*** Opening of Data provided ***

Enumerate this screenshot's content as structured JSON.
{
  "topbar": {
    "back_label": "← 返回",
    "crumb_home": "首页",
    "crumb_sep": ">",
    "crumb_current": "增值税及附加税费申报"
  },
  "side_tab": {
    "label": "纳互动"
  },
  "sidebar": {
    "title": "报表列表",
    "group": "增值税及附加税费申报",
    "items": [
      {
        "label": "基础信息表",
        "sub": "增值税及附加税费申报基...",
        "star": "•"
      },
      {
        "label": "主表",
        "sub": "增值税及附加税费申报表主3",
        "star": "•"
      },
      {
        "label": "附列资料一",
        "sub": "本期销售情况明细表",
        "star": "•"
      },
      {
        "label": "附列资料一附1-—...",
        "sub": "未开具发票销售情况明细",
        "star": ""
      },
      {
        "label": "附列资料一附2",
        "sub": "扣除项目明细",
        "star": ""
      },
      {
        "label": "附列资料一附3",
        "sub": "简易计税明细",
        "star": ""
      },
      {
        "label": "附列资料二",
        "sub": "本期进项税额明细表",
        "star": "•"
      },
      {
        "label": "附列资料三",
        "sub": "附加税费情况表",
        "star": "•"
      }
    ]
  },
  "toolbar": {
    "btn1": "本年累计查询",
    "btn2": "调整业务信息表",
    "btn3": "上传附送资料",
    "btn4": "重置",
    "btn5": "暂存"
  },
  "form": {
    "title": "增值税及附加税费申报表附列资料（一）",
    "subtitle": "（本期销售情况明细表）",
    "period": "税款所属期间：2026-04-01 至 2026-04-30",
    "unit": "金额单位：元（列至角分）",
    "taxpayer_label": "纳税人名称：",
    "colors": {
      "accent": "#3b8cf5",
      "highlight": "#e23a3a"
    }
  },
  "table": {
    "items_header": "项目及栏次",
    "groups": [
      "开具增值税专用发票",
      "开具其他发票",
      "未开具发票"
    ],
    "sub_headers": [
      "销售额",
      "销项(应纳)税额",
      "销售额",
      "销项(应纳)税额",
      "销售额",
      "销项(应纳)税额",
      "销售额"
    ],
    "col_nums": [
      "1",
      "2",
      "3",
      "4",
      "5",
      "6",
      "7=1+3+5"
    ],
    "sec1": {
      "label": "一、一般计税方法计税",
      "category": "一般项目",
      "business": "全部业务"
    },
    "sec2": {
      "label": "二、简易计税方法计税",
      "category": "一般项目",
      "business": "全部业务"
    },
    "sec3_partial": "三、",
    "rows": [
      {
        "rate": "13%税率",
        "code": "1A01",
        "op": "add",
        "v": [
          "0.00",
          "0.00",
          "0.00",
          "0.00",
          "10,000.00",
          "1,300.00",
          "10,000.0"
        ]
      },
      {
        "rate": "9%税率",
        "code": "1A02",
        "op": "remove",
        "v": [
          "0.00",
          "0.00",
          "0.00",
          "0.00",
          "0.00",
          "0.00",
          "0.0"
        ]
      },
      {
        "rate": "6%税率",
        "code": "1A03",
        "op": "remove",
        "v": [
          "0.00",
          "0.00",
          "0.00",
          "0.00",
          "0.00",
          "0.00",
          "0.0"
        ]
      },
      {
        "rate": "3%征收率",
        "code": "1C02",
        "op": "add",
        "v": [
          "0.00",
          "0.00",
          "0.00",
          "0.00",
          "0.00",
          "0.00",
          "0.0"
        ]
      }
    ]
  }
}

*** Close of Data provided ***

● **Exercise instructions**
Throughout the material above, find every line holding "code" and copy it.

● **Solution**
        "code": "1A01",
        "code": "1A02",
        "code": "1A03",
        "code": "1C02",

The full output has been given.